Community colleges provide crucial services in their settlement journey, allowing them to feel like they can be of value like they once were before war and circumstances tore their lives apart.

Inez completed the same Certificate III course in aged care as Ali. She came to Sydney from China six years ago to do a course at another RTO. She jokes, “I did not even understand enough English to know what course I was doing!”

Dropping out, she picked up a job in a Chinese restaurant where she rarely spoke English because of her Chinese customers and colleagues. Her social life revolved around her own cultural group and after a while she realised there was no benefit in living in a foreign country so far away from family.

“I thought, what’s the point of spending my whole life as a waitress in a restaurant in Australia?”

After one more false start at study, Inez finally commenced her Certificate III course at Macquarie Community College. She has now completed her qualification and is working as a community care worker for HammondCare.

Macquarie provides an effective learning ladder for students seeking vocational training and work. They can enter at any level on this ladder and move as many rungs as they wish to, beginning with English language Level 1 if necessary in readiness for career training.

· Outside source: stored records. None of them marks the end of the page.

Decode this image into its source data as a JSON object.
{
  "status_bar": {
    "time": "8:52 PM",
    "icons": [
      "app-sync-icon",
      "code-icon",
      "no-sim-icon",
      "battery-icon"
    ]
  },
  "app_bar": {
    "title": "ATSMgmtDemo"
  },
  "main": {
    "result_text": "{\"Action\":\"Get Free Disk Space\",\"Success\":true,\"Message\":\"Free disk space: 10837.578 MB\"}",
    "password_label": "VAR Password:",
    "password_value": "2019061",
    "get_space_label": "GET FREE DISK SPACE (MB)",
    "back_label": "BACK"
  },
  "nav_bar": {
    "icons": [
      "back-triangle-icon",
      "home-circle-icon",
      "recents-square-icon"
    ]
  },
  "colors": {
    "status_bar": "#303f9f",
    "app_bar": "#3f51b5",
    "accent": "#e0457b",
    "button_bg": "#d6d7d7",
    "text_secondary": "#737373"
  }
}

Once confident with their English, they move to vocational courses with trainers who have many years of experience working with students who require additional English language support. Our trainers also work closely with support agencies in Western Sydney if their students require additional settlement assistance.

“Community colleges are integral to the broader training framework, where a one-size-fits-all model just doesn’t provide the support needed by students who have very specific needs,” says Ms Theresa Collignon, college CEO. "Some of our students have been traumatised by their experiences and they tend to find our College a safe place where they can get back on their feet." 

The difference that enables the College to provide this level of support is NSW Government funding. Called Community Services Obligation (CSO), this funding allows students to access additional language, literacy and numeracy (LLN) support if need be in the form of parallel English programs with a unique care services orientation.

Trainers like Kate (photograph) work with the LLN team members to specially tailor learning resources that focus on grammar, report writing, and pronunciation of professional medical terminology. In their multi-cultural classroom, they take a slower pace of learning, use simple, descriptive language, and break down questions.

“I build scenarios that are reflective of course literature and help my students apply knowledge in real life work placements, then get them to explain the situations to each other in class. We look at the cultural diversity that exists in the framework of the course and share traditional practises,” she says.

Vocational placement also plays a key role in the students’ progress from study to work. Encouraging students to take this as an opportunity to impress potential employers, and carefully matching them with service providers within half an hour’s travel from their home leads to 85 percent of aged care and community services students gaining employment by the time they graduate.

“The College is invested in providing a supportive and friendly environment, where students feel respected, valued and supported as they improve their English and reach their full potential,” says Ms Collignon.

“One of our greatest joys is to watch students who benefit from our supportive programs graduate and move on to learning success and long term employment.”

To find out more about our range of Accredited Courses call 1300 845 888 or visit our website. 

Loading Conversation